■ Task statement
All of the records should be given again exactly as they appear.

■ Records shown

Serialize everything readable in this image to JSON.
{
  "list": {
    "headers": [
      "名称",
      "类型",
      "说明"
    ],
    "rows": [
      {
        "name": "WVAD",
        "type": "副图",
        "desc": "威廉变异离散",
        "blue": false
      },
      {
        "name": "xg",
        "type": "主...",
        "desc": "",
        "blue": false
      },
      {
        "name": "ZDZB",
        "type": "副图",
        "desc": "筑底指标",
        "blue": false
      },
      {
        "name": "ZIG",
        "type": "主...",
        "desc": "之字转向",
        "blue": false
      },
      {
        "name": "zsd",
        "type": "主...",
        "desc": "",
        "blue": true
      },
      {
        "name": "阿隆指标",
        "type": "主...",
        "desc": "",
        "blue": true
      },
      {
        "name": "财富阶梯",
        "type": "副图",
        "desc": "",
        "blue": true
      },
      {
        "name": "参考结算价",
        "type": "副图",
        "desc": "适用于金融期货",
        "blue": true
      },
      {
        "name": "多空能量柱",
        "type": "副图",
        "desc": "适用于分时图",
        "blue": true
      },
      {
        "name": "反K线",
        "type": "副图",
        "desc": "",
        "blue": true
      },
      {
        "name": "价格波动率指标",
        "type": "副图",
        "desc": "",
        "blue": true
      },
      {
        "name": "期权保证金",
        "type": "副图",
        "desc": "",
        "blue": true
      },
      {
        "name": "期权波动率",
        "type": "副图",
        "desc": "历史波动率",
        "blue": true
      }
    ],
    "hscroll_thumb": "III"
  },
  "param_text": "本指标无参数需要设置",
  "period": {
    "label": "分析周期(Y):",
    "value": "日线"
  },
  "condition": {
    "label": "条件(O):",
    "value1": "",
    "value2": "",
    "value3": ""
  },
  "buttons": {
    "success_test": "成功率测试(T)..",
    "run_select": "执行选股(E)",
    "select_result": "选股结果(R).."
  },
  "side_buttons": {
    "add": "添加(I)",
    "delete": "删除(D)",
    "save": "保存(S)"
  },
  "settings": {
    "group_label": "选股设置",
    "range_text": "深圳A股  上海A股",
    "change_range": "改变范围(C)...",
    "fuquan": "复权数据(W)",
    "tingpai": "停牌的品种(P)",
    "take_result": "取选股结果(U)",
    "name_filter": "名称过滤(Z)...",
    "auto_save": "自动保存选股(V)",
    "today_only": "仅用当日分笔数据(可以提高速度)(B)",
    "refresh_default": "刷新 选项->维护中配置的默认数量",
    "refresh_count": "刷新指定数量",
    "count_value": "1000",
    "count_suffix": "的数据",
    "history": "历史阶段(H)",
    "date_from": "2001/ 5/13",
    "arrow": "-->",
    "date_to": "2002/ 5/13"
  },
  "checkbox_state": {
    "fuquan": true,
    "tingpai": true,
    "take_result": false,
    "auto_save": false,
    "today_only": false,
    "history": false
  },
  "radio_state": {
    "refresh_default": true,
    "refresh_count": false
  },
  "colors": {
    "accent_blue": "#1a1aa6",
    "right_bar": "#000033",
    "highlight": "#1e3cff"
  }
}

■ Written answer
Serialize everything readable in this image to JSON.
{
  "list": {
    "headers": [
      "名称",
      "类型",
      "说明"
    ],
    "rows": [
      {
        "name": "WVAD",
        "type": "副图",
        "desc": "威廉变异离散",
        "blue": false
      },
      {
        "name": "xg",
        "type": "主...",
        "desc": "",
        "blue": false
      },
      {
        "name": "ZDZB",
        "type": "副图",
        "desc": "筑底指标",
        "blue": false
      },
      {
        "name": "ZIG",
        "type": "主...",
        "desc": "之字转向",
        "blue": false
      },
      {
        "name": "zsd",
        "type": "主...",
        "desc": "",
        "blue": true
      },
      {
        "name": "阿隆指标",
        "type": "主...",
        "desc": "",
        "blue": true
      },
      {
        "name": "财富阶梯",
        "type": "副图",
        "desc": "",
        "blue": true
      },
      {
        "name": "参考结算价",
        "type": "副图",
        "desc": "适用于金融期货",
        "blue": true
      },
      {
        "name": "多空能量柱",
        "type": "副图",
        "desc": "适用于分时图",
        "blue": true
      },
      {
        "name": "反K线",
        "type": "副图",
        "desc": "",
        "blue": true
      },
      {
        "name": "价格波动率指标",
        "type": "副图",
        "desc": "",
        "blue": true
      },
      {
        "name": "期权保证金",
        "type": "副图",
        "desc": "",
        "blue": true
      },
      {
        "name": "期权波动率",
        "type": "副图",
        "desc": "历史波动率",
        "blue": true
      }
    ],
    "hscroll_thumb": "III"
  },
  "param_text": "本指标无参数需要设置",
  "period": {
    "label": "分析周期(Y):",
    "value": "日线"
  },
  "condition": {
    "label": "条件(O):",
    "value1": "",
    "value2": "",
    "value3": ""
  },
  "buttons": {
    "success_test": "成功率测试(T)..",
    "run_select": "执行选股(E)",
    "select_result": "选股结果(R).."
  },
  "side_buttons": {
    "add": "添加(I)",
    "delete": "删除(D)",
    "save": "保存(S)"
  },
  "settings": {
    "group_label": "选股设置",
    "range_text": "深圳A股  上海A股",
    "change_range": "改变范围(C)...",
    "fuquan": "复权数据(W)",
    "tingpai": "停牌的品种(P)",
    "take_result": "取选股结果(U)",
    "name_filter": "名称过滤(Z)...",
    "auto_save": "自动保存选股(V)",
    "today_only": "仅用当日分笔数据(可以提高速度)(B)",
    "refresh_default": "刷新 选项->维护中配置的默认数量",
    "refresh_count": "刷新指定数量",
    "count_value": "1000",
    "count_suffix": "的数据",
    "history": "历史阶段(H)",
    "date_from": "2001/ 5/13",
    "arrow": "-->",
    "date_to": "2002/ 5/13"
  },
  "checkbox_state": {
    "fuquan": true,
    "tingpai": true,
    "take_result": false,
    "auto_save": false,
    "today_only": false,
    "history": false
  },
  "radio_state": {
    "refresh_default": true,
    "refresh_count": false
  },
  "colors": {
    "accent_blue": "#1a1aa6",
    "right_bar": "#000033",
    "highlight": "#1e3cff"
  }
}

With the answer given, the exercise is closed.